Dataset rows describing interfaces =>
=====

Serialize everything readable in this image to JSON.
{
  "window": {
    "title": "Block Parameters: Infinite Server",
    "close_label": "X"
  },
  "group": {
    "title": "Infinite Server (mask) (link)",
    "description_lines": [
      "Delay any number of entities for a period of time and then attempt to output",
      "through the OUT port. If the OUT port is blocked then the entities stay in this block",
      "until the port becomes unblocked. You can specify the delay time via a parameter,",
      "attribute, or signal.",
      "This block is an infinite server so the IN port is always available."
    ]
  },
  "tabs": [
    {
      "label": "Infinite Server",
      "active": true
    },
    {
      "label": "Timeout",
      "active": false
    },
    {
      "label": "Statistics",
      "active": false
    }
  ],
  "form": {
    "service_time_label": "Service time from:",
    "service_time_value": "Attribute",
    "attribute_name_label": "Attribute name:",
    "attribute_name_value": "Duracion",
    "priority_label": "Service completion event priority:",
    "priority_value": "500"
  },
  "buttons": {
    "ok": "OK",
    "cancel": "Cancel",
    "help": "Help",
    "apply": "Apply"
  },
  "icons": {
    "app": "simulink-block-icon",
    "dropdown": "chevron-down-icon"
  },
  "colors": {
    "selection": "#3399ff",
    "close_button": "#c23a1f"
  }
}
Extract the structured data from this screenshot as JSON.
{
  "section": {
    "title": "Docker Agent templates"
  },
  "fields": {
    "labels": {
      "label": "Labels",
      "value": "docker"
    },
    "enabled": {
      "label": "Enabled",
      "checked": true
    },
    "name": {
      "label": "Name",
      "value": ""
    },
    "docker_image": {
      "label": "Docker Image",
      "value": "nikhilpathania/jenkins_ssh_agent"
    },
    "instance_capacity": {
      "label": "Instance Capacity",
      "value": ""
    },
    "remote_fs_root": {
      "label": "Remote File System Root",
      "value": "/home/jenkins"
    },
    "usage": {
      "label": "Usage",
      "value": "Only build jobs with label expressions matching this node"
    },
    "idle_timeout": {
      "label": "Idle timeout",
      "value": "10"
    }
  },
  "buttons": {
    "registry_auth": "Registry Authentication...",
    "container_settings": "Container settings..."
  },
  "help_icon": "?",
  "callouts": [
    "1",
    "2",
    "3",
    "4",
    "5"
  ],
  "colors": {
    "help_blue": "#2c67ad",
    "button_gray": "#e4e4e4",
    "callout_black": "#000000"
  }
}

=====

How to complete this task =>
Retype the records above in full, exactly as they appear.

Response below =>
Serialize everything readable in this image to JSON.
{
  "window": {
    "title": "Block Parameters: Infinite Server",
    "close_label": "X"
  },
  "group": {
    "title": "Infinite Server (mask) (link)",
    "description_lines": [
      "Delay any number of entities for a period of time and then attempt to output",
      "through the OUT port. If the OUT port is blocked then the entities stay in this block",
      "until the port becomes unblocked. You can specify the delay time via a parameter,",
      "attribute, or signal.",
      "This block is an infinite server so the IN port is always available."
    ]
  },
  "tabs": [
    {
      "label": "Infinite Server",
      "active": true
    },
    {
      "label": "Timeout",
      "active": false
    },
    {
      "label": "Statistics",
      "active": false
    }
  ],
  "form": {
    "service_time_label": "Service time from:",
    "service_time_value": "Attribute",
    "attribute_name_label": "Attribute name:",
    "attribute_name_value": "Duracion",
    "priority_label": "Service completion event priority:",
    "priority_value": "500"
  },
  "buttons": {
    "ok": "OK",
    "cancel": "Cancel",
    "help": "Help",
    "apply": "Apply"
  },
  "icons": {
    "app": "simulink-block-icon",
    "dropdown": "chevron-down-icon"
  },
  "colors": {
    "selection": "#3399ff",
    "close_button": "#c23a1f"
  }
}
Extract the structured data from this screenshot as JSON.
{
  "section": {
    "title": "Docker Agent templates"
  },
  "fields": {
    "labels": {
      "label": "Labels",
      "value": "docker"
    },
    "enabled": {
      "label": "Enabled",
      "checked": true
    },
    "name": {
      "label": "Name",
      "value": ""
    },
    "docker_image": {
      "label": "Docker Image",
      "value": "nikhilpathania/jenkins_ssh_agent"
    },
    "instance_capacity": {
      "label": "Instance Capacity",
      "value": ""
    },
    "remote_fs_root": {
      "label": "Remote File System Root",
      "value": "/home/jenkins"
    },
    "usage": {
      "label": "Usage",
      "value": "Only build jobs with label expressions matching this node"
    },
    "idle_timeout": {
      "label": "Idle timeout",
      "value": "10"
    }
  },
  "buttons": {
    "registry_auth": "Registry Authentication...",
    "container_settings": "Container settings..."
  },
  "help_icon": "?",
  "callouts": [
    "1",
    "2",
    "3",
    "4",
    "5"
  ],
  "colors": {
    "help_blue": "#2c67ad",
    "button_gray": "#e4e4e4",
    "callout_black": "#000000"
  }
}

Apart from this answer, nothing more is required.